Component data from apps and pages
◆ ◆ ◆ ◆ ◆

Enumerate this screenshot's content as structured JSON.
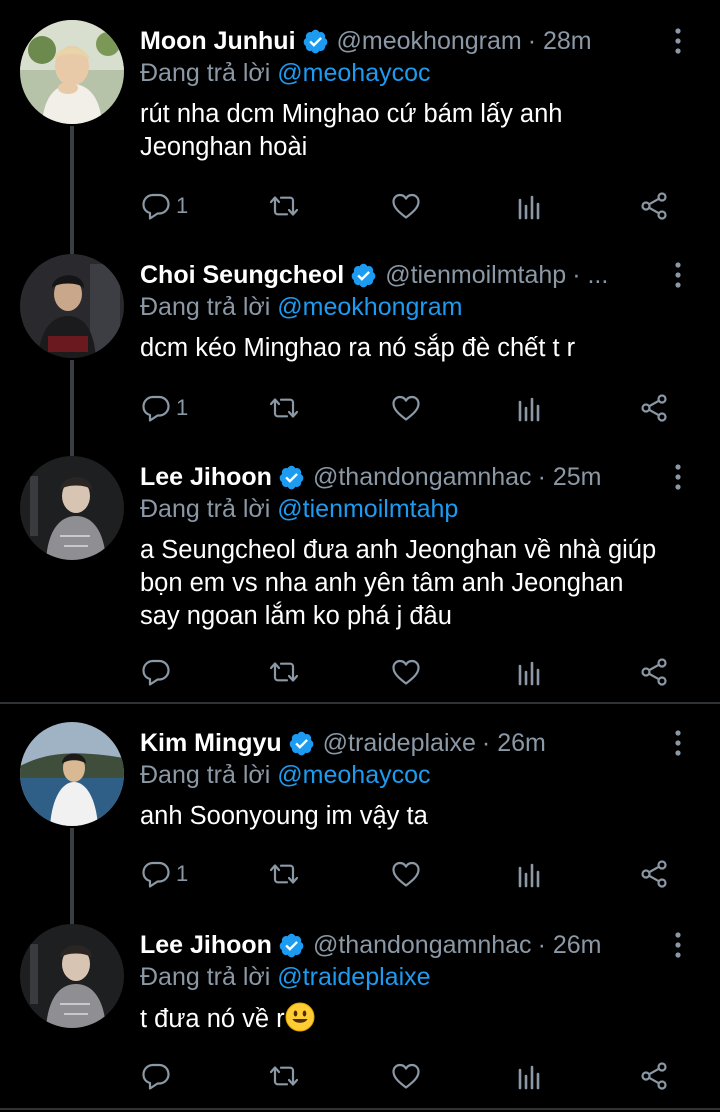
{
  "colors": {
    "background": "#000000",
    "secondary_text": "#8b98a5",
    "link": "#1d9bf0",
    "verified": "#1d9bf0",
    "thread_line": "#3a3e43"
  },
  "tweets": [
    {
      "name": "Moon Junhui",
      "handle": "@meokhongram",
      "time": "· 28m",
      "reply_prefix": "Đang trả lời",
      "reply_mention": "@meohaycoc",
      "text": "rút nha dcm Minghao cứ bám lấy anh Jeonghan hoài",
      "reply_count": "1"
    },
    {
      "name": "Choi Seungcheol",
      "handle": "@tienmoilmtahp",
      "time": "· ...",
      "reply_prefix": "Đang trả lời",
      "reply_mention": "@meokhongram",
      "text": "dcm kéo Minghao ra nó sắp đè chết t r",
      "reply_count": "1"
    },
    {
      "name": "Lee Jihoon",
      "handle": "@thandongamnhac",
      "time": "· 25m",
      "reply_prefix": "Đang trả lời",
      "reply_mention": "@tienmoilmtahp",
      "text": "a Seungcheol đưa anh Jeonghan về nhà giúp bọn em vs nha anh yên tâm anh Jeonghan say ngoan lắm ko phá j đâu",
      "reply_count": ""
    },
    {
      "name": "Kim Mingyu",
      "handle": "@traideplaixe",
      "time": "· 26m",
      "reply_prefix": "Đang trả lời",
      "reply_mention": "@meohaycoc",
      "text": "anh Soonyoung im vậy ta",
      "reply_count": "1"
    },
    {
      "name": "Lee Jihoon",
      "handle": "@thandongamnhac",
      "time": "· 26m",
      "reply_prefix": "Đang trả lời",
      "reply_mention": "@traideplaixe",
      "text": "t đưa nó về r",
      "text_emoji": "smiling-face-emoji",
      "reply_count": ""
    }
  ],
  "icons": [
    "verified-badge-icon",
    "more-vertical-icon",
    "reply-icon",
    "retweet-icon",
    "like-icon",
    "analytics-icon",
    "share-icon"
  ]
}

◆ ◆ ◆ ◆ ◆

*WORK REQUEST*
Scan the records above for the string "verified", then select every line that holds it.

*WRITTEN ANSWER*
    "verified": "#1d9bf0",
    "verified-badge-icon",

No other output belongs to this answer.